2022 was a big year for Stephen and Paul Beam’s Limestone Branch Distillery of Lebanon, Kentucky. After years of selling a variety of sourced whiskey, 2022 was the year they debuted their first in-house distilled product in the form of Yellowstone Family Recipe Bourbon, effectively starting a new era for the company. But at the same time, they also continue to tinker with the sourced blends that got them where they are today, including the annual Limited Edition Bourbon series, which typically sets itself apart through secondary maturation in unique styles of reused casks.
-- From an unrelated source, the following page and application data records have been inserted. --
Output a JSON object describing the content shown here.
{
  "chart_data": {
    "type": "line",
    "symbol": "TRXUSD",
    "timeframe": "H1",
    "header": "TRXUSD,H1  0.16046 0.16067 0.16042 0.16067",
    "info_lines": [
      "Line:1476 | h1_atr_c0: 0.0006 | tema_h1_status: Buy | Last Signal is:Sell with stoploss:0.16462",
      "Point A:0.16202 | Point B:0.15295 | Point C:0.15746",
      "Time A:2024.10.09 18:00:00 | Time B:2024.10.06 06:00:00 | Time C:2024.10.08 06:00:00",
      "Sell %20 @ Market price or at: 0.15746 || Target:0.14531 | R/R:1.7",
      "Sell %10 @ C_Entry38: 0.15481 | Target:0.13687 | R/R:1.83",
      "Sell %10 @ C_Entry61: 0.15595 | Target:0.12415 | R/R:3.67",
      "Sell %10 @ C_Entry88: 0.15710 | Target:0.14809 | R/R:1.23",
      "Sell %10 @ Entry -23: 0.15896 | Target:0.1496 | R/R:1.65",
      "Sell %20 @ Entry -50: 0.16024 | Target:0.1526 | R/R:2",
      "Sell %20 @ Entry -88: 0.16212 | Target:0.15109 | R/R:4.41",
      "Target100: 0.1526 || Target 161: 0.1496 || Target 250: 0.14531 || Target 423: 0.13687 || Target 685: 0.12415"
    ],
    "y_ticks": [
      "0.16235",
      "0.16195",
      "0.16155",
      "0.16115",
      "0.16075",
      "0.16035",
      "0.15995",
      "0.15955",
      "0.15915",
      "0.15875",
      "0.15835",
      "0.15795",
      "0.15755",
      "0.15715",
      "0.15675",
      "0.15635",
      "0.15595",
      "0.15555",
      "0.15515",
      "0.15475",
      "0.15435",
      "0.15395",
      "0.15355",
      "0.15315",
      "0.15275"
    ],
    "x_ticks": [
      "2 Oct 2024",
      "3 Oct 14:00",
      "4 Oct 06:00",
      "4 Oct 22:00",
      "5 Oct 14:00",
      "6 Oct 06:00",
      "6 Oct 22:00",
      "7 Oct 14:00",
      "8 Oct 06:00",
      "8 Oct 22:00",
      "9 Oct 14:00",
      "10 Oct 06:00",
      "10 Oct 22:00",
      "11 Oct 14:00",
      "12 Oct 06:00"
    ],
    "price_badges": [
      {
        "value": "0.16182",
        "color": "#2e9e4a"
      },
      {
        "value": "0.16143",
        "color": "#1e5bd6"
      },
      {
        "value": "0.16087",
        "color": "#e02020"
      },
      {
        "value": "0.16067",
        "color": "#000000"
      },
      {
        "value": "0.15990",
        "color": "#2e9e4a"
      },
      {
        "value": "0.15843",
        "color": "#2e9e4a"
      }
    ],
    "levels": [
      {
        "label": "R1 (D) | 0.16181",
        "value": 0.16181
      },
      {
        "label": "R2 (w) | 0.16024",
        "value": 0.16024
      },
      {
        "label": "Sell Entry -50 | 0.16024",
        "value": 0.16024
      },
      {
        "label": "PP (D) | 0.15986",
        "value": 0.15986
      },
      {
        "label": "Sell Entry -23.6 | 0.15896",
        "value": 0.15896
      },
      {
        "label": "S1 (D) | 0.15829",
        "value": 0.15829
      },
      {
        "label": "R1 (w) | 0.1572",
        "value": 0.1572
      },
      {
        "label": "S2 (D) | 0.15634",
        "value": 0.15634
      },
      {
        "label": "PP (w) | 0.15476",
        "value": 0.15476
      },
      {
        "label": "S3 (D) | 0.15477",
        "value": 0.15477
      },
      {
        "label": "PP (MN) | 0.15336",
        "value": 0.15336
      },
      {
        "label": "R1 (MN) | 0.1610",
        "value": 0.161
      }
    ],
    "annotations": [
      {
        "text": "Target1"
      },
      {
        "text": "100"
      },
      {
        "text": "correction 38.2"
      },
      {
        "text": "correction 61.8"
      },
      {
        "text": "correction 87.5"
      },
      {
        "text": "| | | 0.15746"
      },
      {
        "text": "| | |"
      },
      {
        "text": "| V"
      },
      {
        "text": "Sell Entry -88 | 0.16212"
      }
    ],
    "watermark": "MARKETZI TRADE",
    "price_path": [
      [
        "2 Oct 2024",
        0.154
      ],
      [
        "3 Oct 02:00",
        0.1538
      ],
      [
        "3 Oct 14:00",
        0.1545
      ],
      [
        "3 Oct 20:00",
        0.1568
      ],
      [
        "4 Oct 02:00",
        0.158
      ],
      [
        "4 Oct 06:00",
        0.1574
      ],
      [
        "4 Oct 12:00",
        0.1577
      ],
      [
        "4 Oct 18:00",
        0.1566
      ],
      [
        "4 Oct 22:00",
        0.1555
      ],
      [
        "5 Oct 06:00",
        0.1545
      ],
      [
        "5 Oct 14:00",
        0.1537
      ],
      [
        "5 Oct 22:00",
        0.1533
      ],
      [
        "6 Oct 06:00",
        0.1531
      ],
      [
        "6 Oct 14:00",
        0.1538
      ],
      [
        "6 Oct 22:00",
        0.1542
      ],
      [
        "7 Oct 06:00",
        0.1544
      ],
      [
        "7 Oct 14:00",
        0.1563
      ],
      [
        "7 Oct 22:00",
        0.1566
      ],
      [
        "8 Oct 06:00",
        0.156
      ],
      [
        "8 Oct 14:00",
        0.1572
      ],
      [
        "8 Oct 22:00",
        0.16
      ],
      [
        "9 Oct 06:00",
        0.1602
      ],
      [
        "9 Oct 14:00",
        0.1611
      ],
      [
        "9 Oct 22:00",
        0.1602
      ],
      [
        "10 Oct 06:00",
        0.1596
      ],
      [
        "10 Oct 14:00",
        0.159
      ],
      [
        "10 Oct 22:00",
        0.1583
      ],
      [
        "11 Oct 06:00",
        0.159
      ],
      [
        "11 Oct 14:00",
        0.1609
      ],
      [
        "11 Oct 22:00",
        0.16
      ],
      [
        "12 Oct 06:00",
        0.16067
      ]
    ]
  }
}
This year’s 2022 Limited Edition Bourbon turns to the classic Italian fortified wine known as marsala, and specifically the aged variant labeled “marsala superiore.” Typically fruit-forward and nutty in flavor, with a slightly oxidized profile reminiscent of some styles of sherry, marsala isn’t something you see as a bourbon finishing cask very often.
The whiskey headed into those casks, meanwhile, comes from a blend of 7, 15 and 16-year-old Kentucky straight bourbon barrels. Like previous Yellowstone Limited Edition releases, the barrels are then married and proof to 50.5% ABV (101 proof). It retails for a fairly reasonable $100—not cheap, but this is actually significantly more affordable than most comparable “LE” releases from Kentucky distilleries, particularly ones with notable secondary finishes and extra-matured whiskey involved.
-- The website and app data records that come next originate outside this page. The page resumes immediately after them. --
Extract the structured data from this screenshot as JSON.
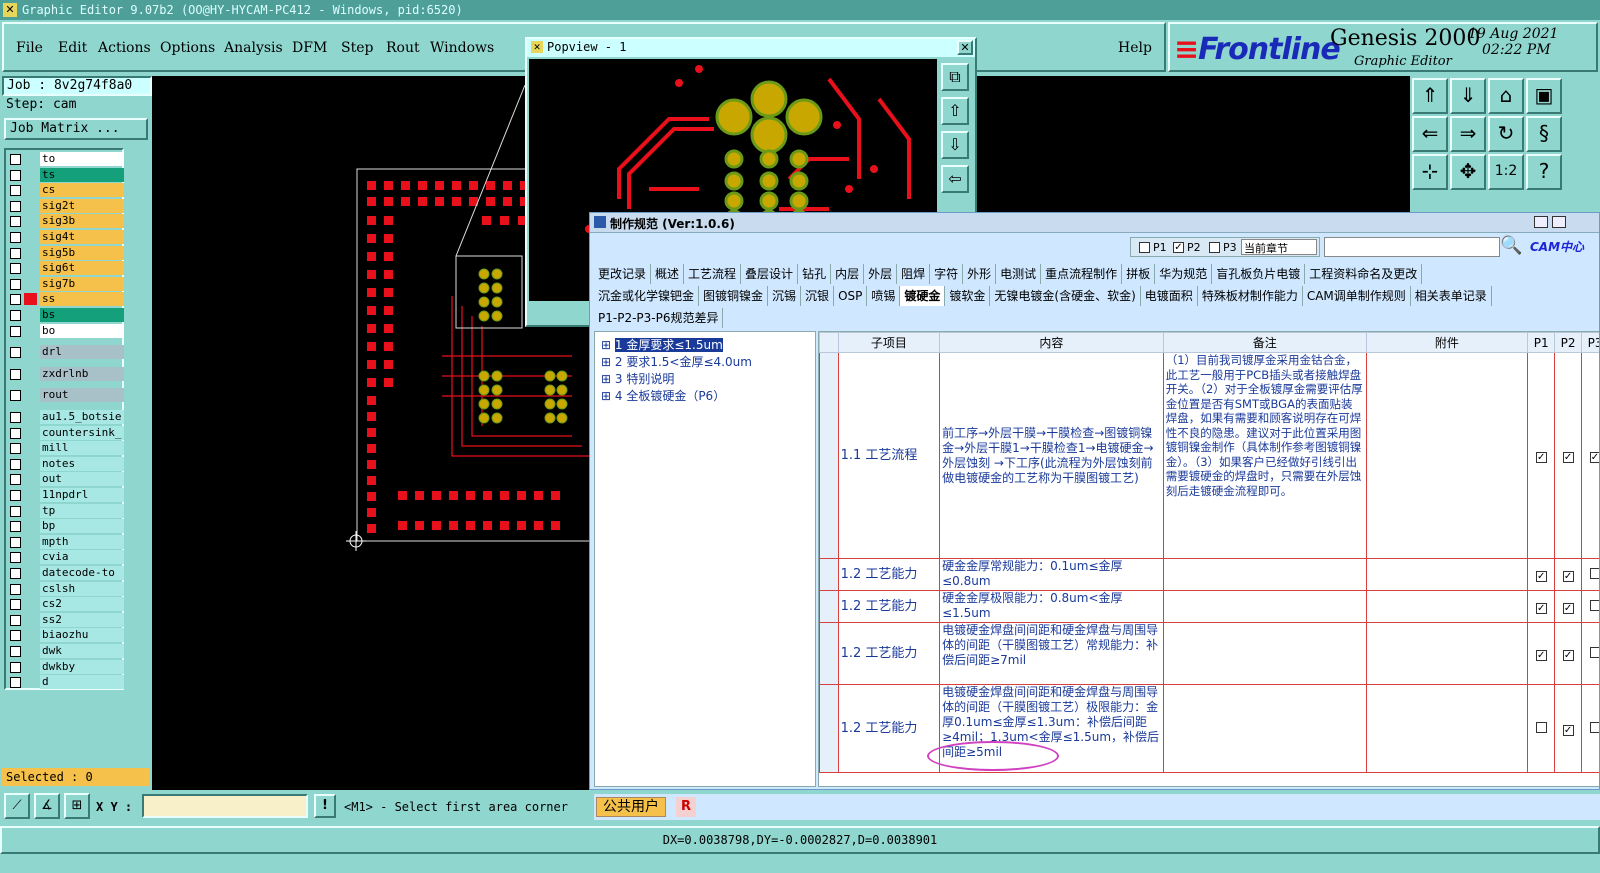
{
  "window": {
    "title": "Graphic Editor 9.07b2 (OO@HY-HYCAM-PC412 - Windows, pid:6520)"
  },
  "menu": {
    "items": [
      "File",
      "Edit",
      "Actions",
      "Options",
      "Analysis",
      "DFM",
      "Step",
      "Rout",
      "Windows"
    ],
    "help": "Help"
  },
  "brand": {
    "logo": "Frontline",
    "product": "Genesis 2000",
    "subtitle": "Graphic Editor",
    "date": "19 Aug 2021",
    "time": "02:22 PM"
  },
  "job": {
    "job": "Job : 8v2g74f8a0",
    "step": "Step: cam",
    "matrix_button": "Job Matrix ..."
  },
  "layers": [
    {
      "name": "to",
      "color": "#ffffff"
    },
    {
      "name": "ts",
      "color": "#14a07a"
    },
    {
      "name": "cs",
      "color": "#f5c14a"
    },
    {
      "name": "sig2t",
      "color": "#f5c14a"
    },
    {
      "name": "sig3b",
      "color": "#f5c14a"
    },
    {
      "name": "sig4t",
      "color": "#f5c14a"
    },
    {
      "name": "sig5b",
      "color": "#f5c14a"
    },
    {
      "name": "sig6t",
      "color": "#f5c14a"
    },
    {
      "name": "sig7b",
      "color": "#f5c14a"
    },
    {
      "name": "ss",
      "color": "#f5c14a"
    },
    {
      "name": "bs",
      "color": "#14a07a"
    },
    {
      "name": "bo",
      "color": "#ffffff"
    },
    {
      "name": "drl",
      "color": "#a8c0c8"
    },
    {
      "name": "zxdrlnb",
      "color": "#a8c0c8"
    },
    {
      "name": "rout",
      "color": "#a8c0c8"
    },
    {
      "name": "au1.5_botsie",
      "color": "#a8e8e4"
    },
    {
      "name": "countersink_",
      "color": "#a8e8e4"
    },
    {
      "name": "mill",
      "color": "#a8e8e4"
    },
    {
      "name": "notes",
      "color": "#a8e8e4"
    },
    {
      "name": "out",
      "color": "#a8e8e4"
    },
    {
      "name": "11npdrl",
      "color": "#a8e8e4"
    },
    {
      "name": "tp",
      "color": "#a8e8e4"
    },
    {
      "name": "bp",
      "color": "#a8e8e4"
    },
    {
      "name": "mpth",
      "color": "#a8e8e4"
    },
    {
      "name": "cvia",
      "color": "#a8e8e4"
    },
    {
      "name": "datecode-to",
      "color": "#a8e8e4"
    },
    {
      "name": "cslsh",
      "color": "#a8e8e4"
    },
    {
      "name": "cs2",
      "color": "#a8e8e4"
    },
    {
      "name": "ss2",
      "color": "#a8e8e4"
    },
    {
      "name": "biaozhu",
      "color": "#a8e8e4"
    },
    {
      "name": "dwk",
      "color": "#a8e8e4"
    },
    {
      "name": "dwkby",
      "color": "#a8e8e4"
    },
    {
      "name": "d",
      "color": "#a8e8e4"
    }
  ],
  "selected": "Selected : 0",
  "popview": {
    "title": "Popview - 1"
  },
  "spec": {
    "title": "制作规范 (Ver:1.0.6)",
    "filters": {
      "p1": "P1",
      "p2": "P2",
      "p3": "P3",
      "scope": "当前章节",
      "user": "CAM中心"
    },
    "tabs_row1": [
      "更改记录",
      "概述",
      "工艺流程",
      "叠层设计",
      "钻孔",
      "内层",
      "外层",
      "阻焊",
      "字符",
      "外形",
      "电测试",
      "重点流程制作",
      "拼板",
      "华为规范",
      "盲孔板负片电镀",
      "工程资料命名及更改"
    ],
    "tabs_row2": [
      "沉金或化学镍钯金",
      "图镀铜镍金",
      "沉锡",
      "沉银",
      "OSP",
      "喷锡",
      "镀硬金",
      "镀软金",
      "无镍电镀金(含硬金、软金)",
      "电镀面积",
      "特殊板材制作能力",
      "CAM调单制作规则",
      "相关表单记录"
    ],
    "tabs_row3": [
      "P1-P2-P3-P6规范差异"
    ],
    "active_tab": "镀硬金",
    "tree": [
      "1 金厚要求≤1.5um",
      "2 要求1.5<金厚≤4.0um",
      "3 特别说明",
      "4 全板镀硬金（P6）"
    ],
    "columns": [
      "子项目",
      "内容",
      "备注",
      "附件",
      "P1",
      "P2",
      "P3"
    ],
    "rows": [
      {
        "sub": "1.1 工艺流程",
        "content": "前工序→外层干膜→干膜检查→图镀铜镍金→外层干膜1→干膜检查1→电镀硬金→外层蚀刻 →下工序(此流程为外层蚀刻前做电镀硬金的工艺称为干膜图镀工艺)",
        "note": "（1）目前我司镀厚金采用金钴合金，此工艺一般用于PCB插头或者接触焊盘开关。（2）对于全板镀厚金需要评估厚金位置是否有SMT或BGA的表面贴装焊盘，如果有需要和顾客说明存在可焊性不良的隐患。建议对于此位置采用图镀铜镍金制作（具体制作参考图镀铜镍金）。（3）如果客户已经做好引线引出需要镀硬金的焊盘时，只需要在外层蚀刻后走镀硬金流程即可。",
        "p": [
          true,
          true,
          true
        ]
      },
      {
        "sub": "1.2 工艺能力",
        "content": "硬金金厚常规能力：0.1um≤金厚≤0.8um",
        "note": "",
        "p": [
          true,
          true,
          false
        ]
      },
      {
        "sub": "1.2 工艺能力",
        "content": "硬金金厚极限能力：0.8um<金厚≤1.5um",
        "note": "",
        "p": [
          true,
          true,
          false
        ]
      },
      {
        "sub": "1.2 工艺能力",
        "content": "电镀硬金焊盘间间距和硬金焊盘与周围导体的间距（干膜图镀工艺）常规能力：补偿后间距≥7mil",
        "note": "",
        "p": [
          true,
          true,
          false
        ]
      },
      {
        "sub": "1.2 工艺能力",
        "content": "电镀硬金焊盘间间距和硬金焊盘与周围导体的间距（干膜图镀工艺）极限能力：金厚0.1um≤金厚≤1.3um：补偿后间距≥4mil；1.3um<金厚≤1.5um，补偿后间距≥5mil",
        "note": "",
        "p": [
          false,
          true,
          false
        ]
      }
    ],
    "footer_user": "公共用户",
    "footer_r": "R"
  },
  "command": {
    "xy_label": "X Y :",
    "xy_value": "",
    "prompt": "<M1> - Select first area corner"
  },
  "status": {
    "text": "DX=0.0038798,DY=-0.0002827,D=0.0038901"
  },
  "colors": {
    "panel": "#8fd6cf",
    "pcb_red": "#e8101a",
    "pcb_pad": "#c8a800",
    "arrow": "#1d24d8",
    "highlight": "#d040c0"
  }
}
So with all that said, let’s get to tasting and see how the marsala casks may come through in this bourbon.
On the nose, I’m getting moderate impressions of citrus and stone fruit, along with a lot of dark caramel, perhaps just on the edge of “burnt.” There’s significant toasted grain as well, with a certain maltiness that almost suggests malted milk balls, along with delicate impressions of dried fruit. Ethanol here strikes me as perhaps a touch hot for the proof. It’s pleasant, though it doesn’t necessarily remind me of marsala specifically.
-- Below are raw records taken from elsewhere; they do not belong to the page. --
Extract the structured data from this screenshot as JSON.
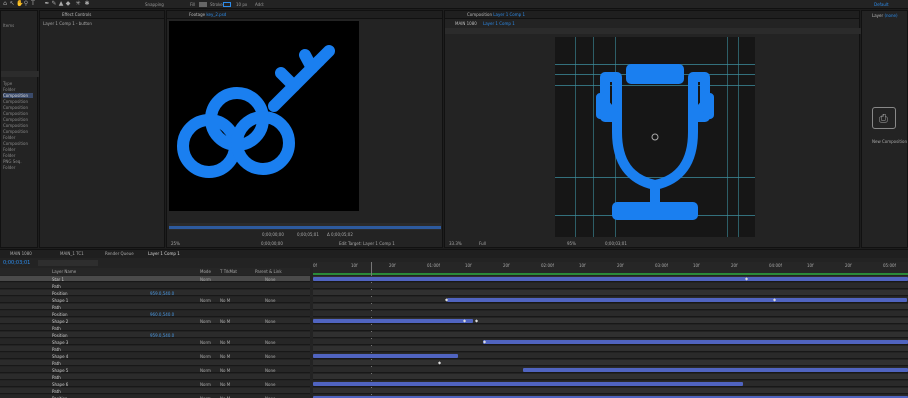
{
  "topbar": {
    "snapping_label": "Snapping",
    "fill_label": "Fill",
    "stroke_label": "Stroke",
    "px_label": "10 px",
    "add_label": "Add:",
    "default_label": "Default",
    "default_value": "Default"
  },
  "project_panel": {
    "header": "Effect Controls",
    "sublabel": "Layer 1 Comp 1 - button",
    "items_label": "Items",
    "type_label": "Type",
    "folder_label": "Folder",
    "items": [
      "Composition",
      "Composition",
      "Composition",
      "Composition",
      "Composition",
      "Composition",
      "Composition",
      "Folder",
      "Composition",
      "Folder",
      "Folder",
      "PNG Seq.",
      "Folder"
    ]
  },
  "footage_panel": {
    "tab": "Footage",
    "tab_file": "key_2.psd",
    "zoom": "25%",
    "timecode": "0;00;00;00",
    "bottom_timecode": "0;00;00;00",
    "duration": "0;00;05;01",
    "delta": "Δ 0;00;05;02",
    "set_target": "Edit Target: Layer 1 Comp 1"
  },
  "comp_panel": {
    "tab": "Composition",
    "tab_file": "Layer 1 Comp 1",
    "breadcrumb_1": "MAIN 1080",
    "breadcrumb_2": "Layer 1 Comp 1",
    "zoom": "33.3%",
    "quality": "Full",
    "timecode": "0;00;03;01",
    "marker": "95%"
  },
  "right_panel": {
    "layers_label": "Layer",
    "layers_value": "(none)",
    "new_comp_label": "New Composition"
  },
  "timeline": {
    "tabs": [
      "MAIN 1080",
      "MAIN_1 TC1",
      "Render Queue",
      "Layer 1 Comp 1"
    ],
    "timecode": "0;00;03;01",
    "search_placeholder": "",
    "col_layer_name": "Layer Name",
    "col_mode": "Mode",
    "col_trkmat": "T TrkMat",
    "col_parent": "Parent & Link",
    "layers": [
      {
        "num": "1",
        "name": "Star 1",
        "mode": "Norm",
        "trk": "",
        "parent": "None",
        "value": "",
        "sel": true
      },
      {
        "num": "",
        "name": "Path",
        "mode": "",
        "trk": "",
        "parent": "",
        "value": "",
        "sel": false
      },
      {
        "num": "",
        "name": "Position",
        "mode": "",
        "trk": "",
        "parent": "",
        "value": "959.0,540.0",
        "sel": false
      },
      {
        "num": "2",
        "name": "Shape 1",
        "mode": "Norm",
        "trk": "No M",
        "parent": "None",
        "value": "",
        "sel": false
      },
      {
        "num": "",
        "name": "Path",
        "mode": "",
        "trk": "",
        "parent": "",
        "value": "",
        "sel": false
      },
      {
        "num": "",
        "name": "Position",
        "mode": "",
        "trk": "",
        "parent": "",
        "value": "960.0,540.0",
        "sel": false
      },
      {
        "num": "3",
        "name": "Shape 2",
        "mode": "Norm",
        "trk": "No M",
        "parent": "None",
        "value": "",
        "sel": false
      },
      {
        "num": "",
        "name": "Path",
        "mode": "",
        "trk": "",
        "parent": "",
        "value": "",
        "sel": false
      },
      {
        "num": "",
        "name": "Position",
        "mode": "",
        "trk": "",
        "parent": "",
        "value": "959.0,540.0",
        "sel": false
      },
      {
        "num": "4",
        "name": "Shape 3",
        "mode": "Norm",
        "trk": "No M",
        "parent": "None",
        "value": "",
        "sel": false
      },
      {
        "num": "",
        "name": "Path",
        "mode": "",
        "trk": "",
        "parent": "",
        "value": "",
        "sel": false
      },
      {
        "num": "5",
        "name": "Shape 4",
        "mode": "Norm",
        "trk": "No M",
        "parent": "None",
        "value": "",
        "sel": false
      },
      {
        "num": "",
        "name": "Path",
        "mode": "",
        "trk": "",
        "parent": "",
        "value": "",
        "sel": false
      },
      {
        "num": "6",
        "name": "Shape 5",
        "mode": "Norm",
        "trk": "No M",
        "parent": "None",
        "value": "",
        "sel": false
      },
      {
        "num": "",
        "name": "Path",
        "mode": "",
        "trk": "",
        "parent": "",
        "value": "",
        "sel": false
      },
      {
        "num": "7",
        "name": "Shape 6",
        "mode": "Norm",
        "trk": "No M",
        "parent": "None",
        "value": "",
        "sel": false
      },
      {
        "num": "",
        "name": "Path",
        "mode": "",
        "trk": "",
        "parent": "",
        "value": "",
        "sel": false
      },
      {
        "num": "8",
        "name": "Position",
        "mode": "Norm",
        "trk": "No M",
        "parent": "None",
        "value": "",
        "sel": false
      }
    ],
    "ruler": [
      "0f",
      "10f",
      "20f",
      "01:00f",
      "10f",
      "20f",
      "02:00f",
      "10f",
      "20f",
      "03:00f",
      "10f",
      "20f",
      "04:00f",
      "10f",
      "20f",
      "05:00f"
    ],
    "accent": "#2d8ceb",
    "bar_color": "#5064c0"
  },
  "colors": {
    "icon_blue": "#1a7ff0",
    "bg": "#1d1d1d",
    "panel": "#232323"
  }
}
On the palate, the Yellowstone Limited Edition 2022 is quite rich and upfront in its sweetness, pushing some big notes of caramelized sugar and fruit to the forefront. The caramel here is again very dark in nature, bordering on molasses-like, combining with chocolate hazelnut and stone fruit, along with citrus acidity. Again, though, I find it surprisingly grain forward, especially given some of the advanced age statements involved, though I must note that the silky texture is overall very nice. Oak is moderate in intensity, but it feels sort of “neutral” and disconnected from the proceedings.
All in all, there are appreciable elements here, but it simultaneously feels like perhaps a little something is missing. The marsala is likely involved in contributing some of the fruit notes, and maybe some nuttiness, but its contribution may be too nebulous for some drinkers to really suss out or dissect. The bourbon puts its rich, sweet elements up front, which will no doubt win it some fans, but characteristics that feel younger in profile detract a little from the effect. Another revisit on this one may be warranted.
Distillery: Limestone Branch Distillery
City: Lebanon, KY
Style: Blend of Kentucky bourbons
ABV: 50.5% (101 proof)
Availability: 750 ml bottles, $100 MSRP
Jim Vorel is a Paste staff writer and resident beer and liquor geek. You can follow him on Twitter for more drink writing.